● **Listed entries**:
= Beginning of Section =

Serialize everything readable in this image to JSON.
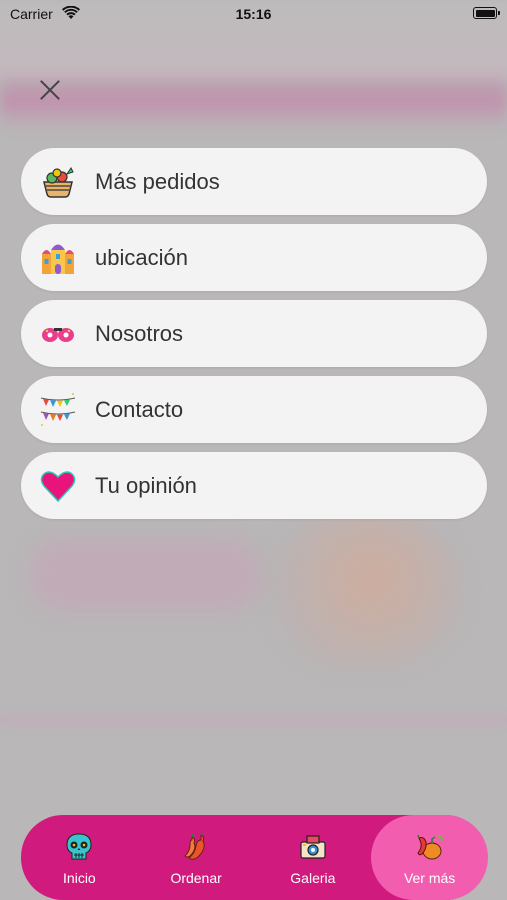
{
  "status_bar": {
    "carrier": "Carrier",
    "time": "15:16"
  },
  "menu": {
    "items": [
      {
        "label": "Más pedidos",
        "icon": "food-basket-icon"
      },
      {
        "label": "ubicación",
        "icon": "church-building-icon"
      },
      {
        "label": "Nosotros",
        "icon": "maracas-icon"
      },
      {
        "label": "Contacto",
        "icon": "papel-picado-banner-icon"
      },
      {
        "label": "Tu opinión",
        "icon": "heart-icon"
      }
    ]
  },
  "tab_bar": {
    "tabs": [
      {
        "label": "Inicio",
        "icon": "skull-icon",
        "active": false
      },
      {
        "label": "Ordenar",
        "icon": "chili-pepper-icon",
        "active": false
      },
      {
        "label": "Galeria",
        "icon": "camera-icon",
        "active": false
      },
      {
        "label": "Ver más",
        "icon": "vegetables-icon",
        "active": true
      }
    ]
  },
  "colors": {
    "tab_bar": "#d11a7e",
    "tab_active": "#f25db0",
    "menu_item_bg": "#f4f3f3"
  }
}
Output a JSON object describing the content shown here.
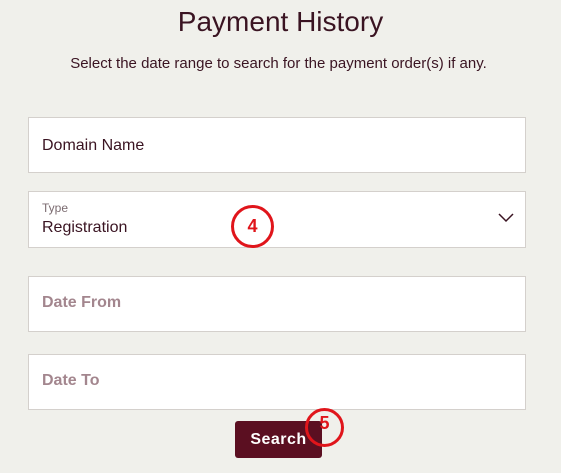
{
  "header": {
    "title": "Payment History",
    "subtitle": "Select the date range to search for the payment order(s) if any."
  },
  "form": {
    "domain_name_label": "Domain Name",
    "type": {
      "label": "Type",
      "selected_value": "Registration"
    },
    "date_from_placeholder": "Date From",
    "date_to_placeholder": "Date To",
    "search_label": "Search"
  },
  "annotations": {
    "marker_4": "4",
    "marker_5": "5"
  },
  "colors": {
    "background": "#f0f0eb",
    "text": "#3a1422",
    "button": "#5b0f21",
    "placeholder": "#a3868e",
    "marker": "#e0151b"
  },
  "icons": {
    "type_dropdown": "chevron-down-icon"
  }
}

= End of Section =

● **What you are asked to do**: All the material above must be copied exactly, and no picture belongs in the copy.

● **Answer to the problem**:
Serialize everything readable in this image to JSON.
{
  "status_bar": {
    "carrier": "Carrier",
    "time": "15:16"
  },
  "menu": {
    "items": [
      {
        "label": "Más pedidos",
        "icon": "food-basket-icon"
      },
      {
        "label": "ubicación",
        "icon": "church-building-icon"
      },
      {
        "label": "Nosotros",
        "icon": "maracas-icon"
      },
      {
        "label": "Contacto",
        "icon": "papel-picado-banner-icon"
      },
      {
        "label": "Tu opinión",
        "icon": "heart-icon"
      }
    ]
  },
  "tab_bar": {
    "tabs": [
      {
        "label": "Inicio",
        "icon": "skull-icon",
        "active": false
      },
      {
        "label": "Ordenar",
        "icon": "chili-pepper-icon",
        "active": false
      },
      {
        "label": "Galeria",
        "icon": "camera-icon",
        "active": false
      },
      {
        "label": "Ver más",
        "icon": "vegetables-icon",
        "active": true
      }
    ]
  },
  "colors": {
    "tab_bar": "#d11a7e",
    "tab_active": "#f25db0",
    "menu_item_bg": "#f4f3f3"
  }
}
Output a JSON object describing the content shown here.
{
  "header": {
    "title": "Payment History",
    "subtitle": "Select the date range to search for the payment order(s) if any."
  },
  "form": {
    "domain_name_label": "Domain Name",
    "type": {
      "label": "Type",
      "selected_value": "Registration"
    },
    "date_from_placeholder": "Date From",
    "date_to_placeholder": "Date To",
    "search_label": "Search"
  },
  "annotations": {
    "marker_4": "4",
    "marker_5": "5"
  },
  "colors": {
    "background": "#f0f0eb",
    "text": "#3a1422",
    "button": "#5b0f21",
    "placeholder": "#a3868e",
    "marker": "#e0151b"
  },
  "icons": {
    "type_dropdown": "chevron-down-icon"
  }
}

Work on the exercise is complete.